It’s no secret that Microsoft is working on a new desktop version of the Outlook app on Windows 11, known as “One Outlook,” or the current internal code-name of Project Monarch. We’ve seen leaks in the past, and today, a fully working version of the app has shown up online (warning, direct download!) as shared by the folks at Windows Central. This working version of the app only supports work / school accounts at the moment, but it offers a great first look at what we can expect when Microsoft fully reveals the app when ready. Yet, is it just a glorified PWA? Let’s dive deeper with this hands-on look.
The interface & first boot
When you install the One Outlook Client on Windows 11, you’ll be guided to import your settings from the existing Outlook app on Windows. This could be a confirmation that One Outlook isn’t meant to replace anything, but rather live alongside the desktop app for the time being. Our theme settings, and density settings were just a few things that were imported from the existing Outlook app. Changing the theme in the One Outlook also changes it in the Outlook Web App too, so there seems to be some cloud syncing going on here.
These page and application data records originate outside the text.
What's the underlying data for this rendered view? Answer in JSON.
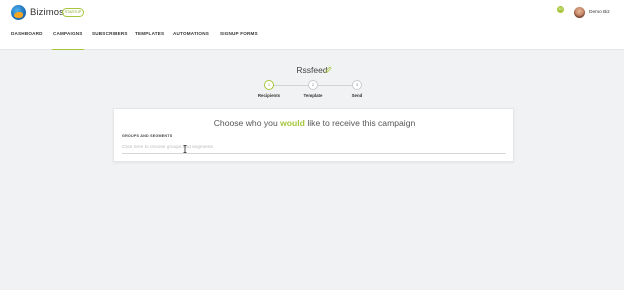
{
  "app": {
    "brand_name": "Bizimos",
    "plan_badge": "STARTUP"
  },
  "nav": {
    "items": [
      {
        "label": "DASHBOARD",
        "active": false
      },
      {
        "label": "CAMPAIGNS",
        "active": true
      },
      {
        "label": "SUBSCRIBERS",
        "active": false
      },
      {
        "label": "TEMPLATES",
        "active": false
      },
      {
        "label": "AUTOMATIONS",
        "active": false
      },
      {
        "label": "SIGNUP FORMS",
        "active": false
      }
    ]
  },
  "user": {
    "notification_count": "10",
    "name": "Demo Biz"
  },
  "campaign": {
    "title": "Rssfeed",
    "edit_icon": "pencil-icon"
  },
  "steps": [
    {
      "number": "1",
      "label": "Recipients",
      "active": true
    },
    {
      "number": "2",
      "label": "Template",
      "active": false
    },
    {
      "number": "3",
      "label": "Send",
      "active": false
    }
  ],
  "recipients_card": {
    "heading_before": "Choose who you ",
    "heading_highlight": "would",
    "heading_after": " like to receive this campaign",
    "field_label": "GROUPS AND SEGMENTS",
    "field_placeholder": "Click here to choose groups and segments",
    "field_value": ""
  },
  "colors": {
    "accent": "#a6c63c",
    "page_background": "#f1f2f3",
    "card_background": "#ffffff"
  }
}
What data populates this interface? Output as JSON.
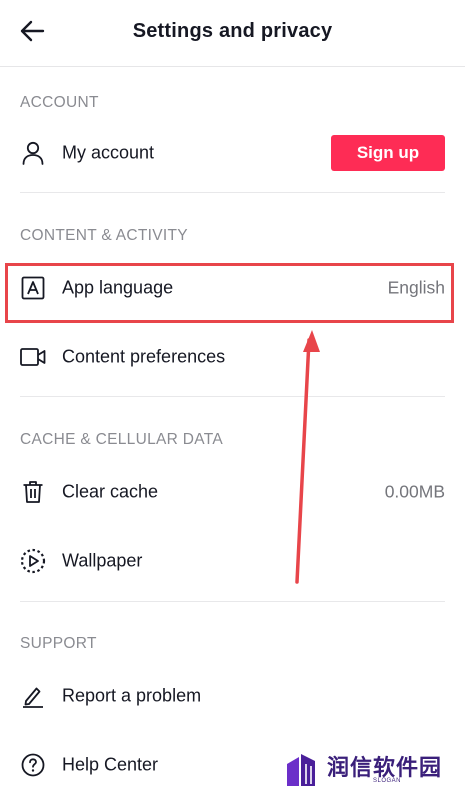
{
  "header": {
    "title": "Settings and privacy",
    "back_icon": "arrow-left-icon"
  },
  "sections": {
    "account": {
      "title": "ACCOUNT",
      "my_account_label": "My account",
      "signup_label": "Sign up"
    },
    "content_activity": {
      "title": "CONTENT & ACTIVITY",
      "app_language_label": "App language",
      "app_language_value": "English",
      "content_preferences_label": "Content preferences"
    },
    "cache": {
      "title": "CACHE & CELLULAR DATA",
      "clear_cache_label": "Clear cache",
      "clear_cache_value": "0.00MB",
      "wallpaper_label": "Wallpaper"
    },
    "support": {
      "title": "SUPPORT",
      "report_label": "Report a problem",
      "help_label": "Help Center"
    }
  },
  "watermark": {
    "text": "润信软件园",
    "sub": "SLOGAN"
  },
  "colors": {
    "accent": "#fe2c55",
    "annotation": "#e8454a"
  }
}
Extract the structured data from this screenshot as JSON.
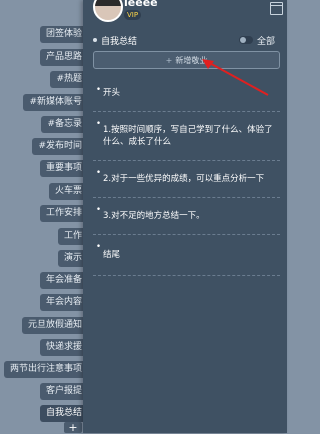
{
  "user": {
    "name": "leeee",
    "vip": "VIP"
  },
  "header": {
    "title": "自我总结",
    "filter_label": "全部"
  },
  "new_button": {
    "label": "新增敬业",
    "plus": "+"
  },
  "notes": [
    "开头",
    "1.按照时间顺序，写自己学到了什么、体验了什么、成长了什么",
    "2.对于一些优异的成绩，可以重点分析一下",
    "3.对不足的地方总结一下。",
    "结尾"
  ],
  "tags": [
    "团签体验",
    "产品思路",
    "#热题",
    "#新媒体账号",
    "#备忘录",
    "#发布时间",
    "重要事项",
    "火车票",
    "工作安排",
    "工作",
    "演示",
    "年会准备",
    "年会内容",
    "元旦放假通知",
    "快递求援",
    "两节出行注意事项",
    "客户报提",
    "自我总结"
  ],
  "add_tag": "+",
  "colors": {
    "panel": "#3f5163",
    "tag": "#4a5b6e",
    "background": "#8393a5",
    "arrow": "#e02020"
  }
}
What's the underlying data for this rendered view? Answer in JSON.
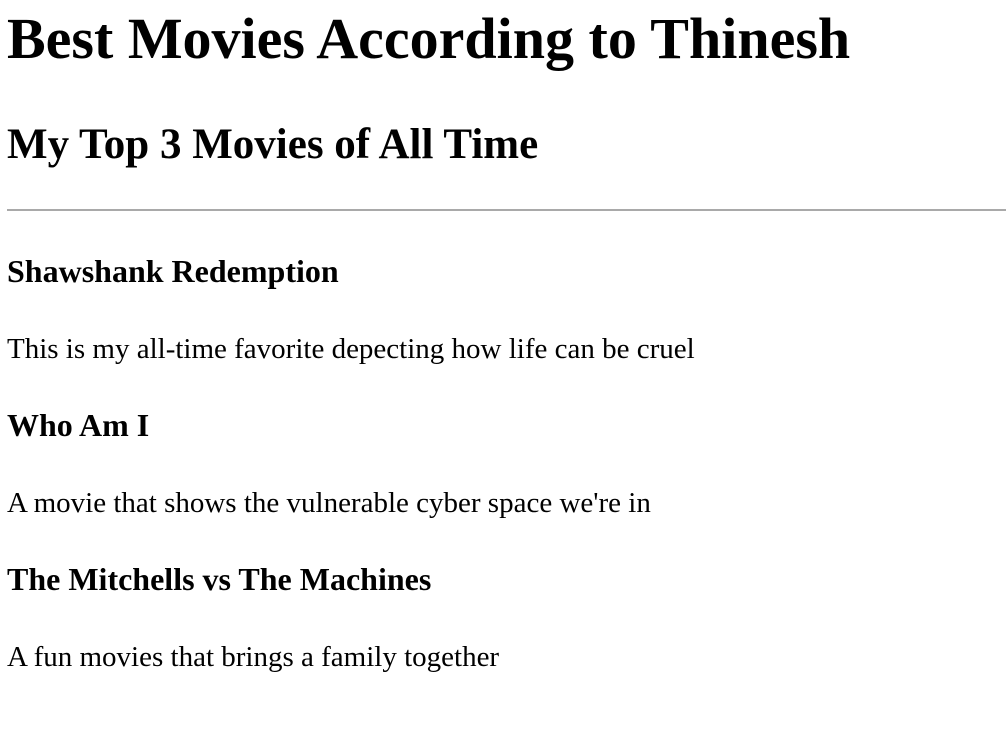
{
  "page": {
    "title": "Best Movies According to Thinesh",
    "subtitle": "My Top 3 Movies of All Time"
  },
  "movies": [
    {
      "title": "Shawshank Redemption",
      "description": "This is my all-time favorite depecting how life can be cruel"
    },
    {
      "title": "Who Am I",
      "description": "A movie that shows the vulnerable cyber space we're in"
    },
    {
      "title": "The Mitchells vs The Machines",
      "description": "A fun movies that brings a family together"
    }
  ]
}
Once you boot up into this One Outlook client you should notice that it is basically the same as Outlook.com. The only difference we noticed is a ribbon at the top, which looks more like Outlook desktop with a “View” and “Home” buttons. It also carries the theme color you choose. Additionally, the “Chat” button in the One Outlook doesn’t work just yet either and it doesn’t open Teams as it does on Outlook.com
In other areas of the interface, there are the usual theme settings, as well as notifications, To Do, and OneNote links at the top right side of the app. Settings has a toggle for dark mode, focused inbox, desktop notifications, conversation view, a reading pane, and everything you’d expect from the Outlook web experience. There’s nothing different there.
The performance and creation emails
One big difference between One Outlook and the regular Outlook.com experience is the way the app handles opening windows. Creating a new message in One Outlook opens it in a new window that you can float around. This is exactly like what would happen in the old and existing desktop app.
Overall, the One Outlook app does seem to boot a lot faster than the desktop app, too. This is because it is based on Edge. Deleting messages, and switching between various parts of the new app is snappy. Even creating messages is a quick task, with the window popping up right away. Otherwise, this does feel exactly like Outlook.com would. Some things are missing though, as we weren’t able to add a connected calendar.
A glorified PWA
Overall, this One Outlook experience is quite nice but is also very similar to the Outlook.com experience. That’s not a problem, either, as most people are familiar with Outlook.com as it is.
The ongoing rumor is that this app might eventually replace Mail & Calendar in Windows, and also ship on MacOS as well as Linux. Yet, it looks like that might still be well off in the future. There’s still some work to do, and Microsoft could announce this One Outlook experience at Build 2022, then give Office Insiders a chance to send in feedback on the app. Let us know what you think of this app in the comments below.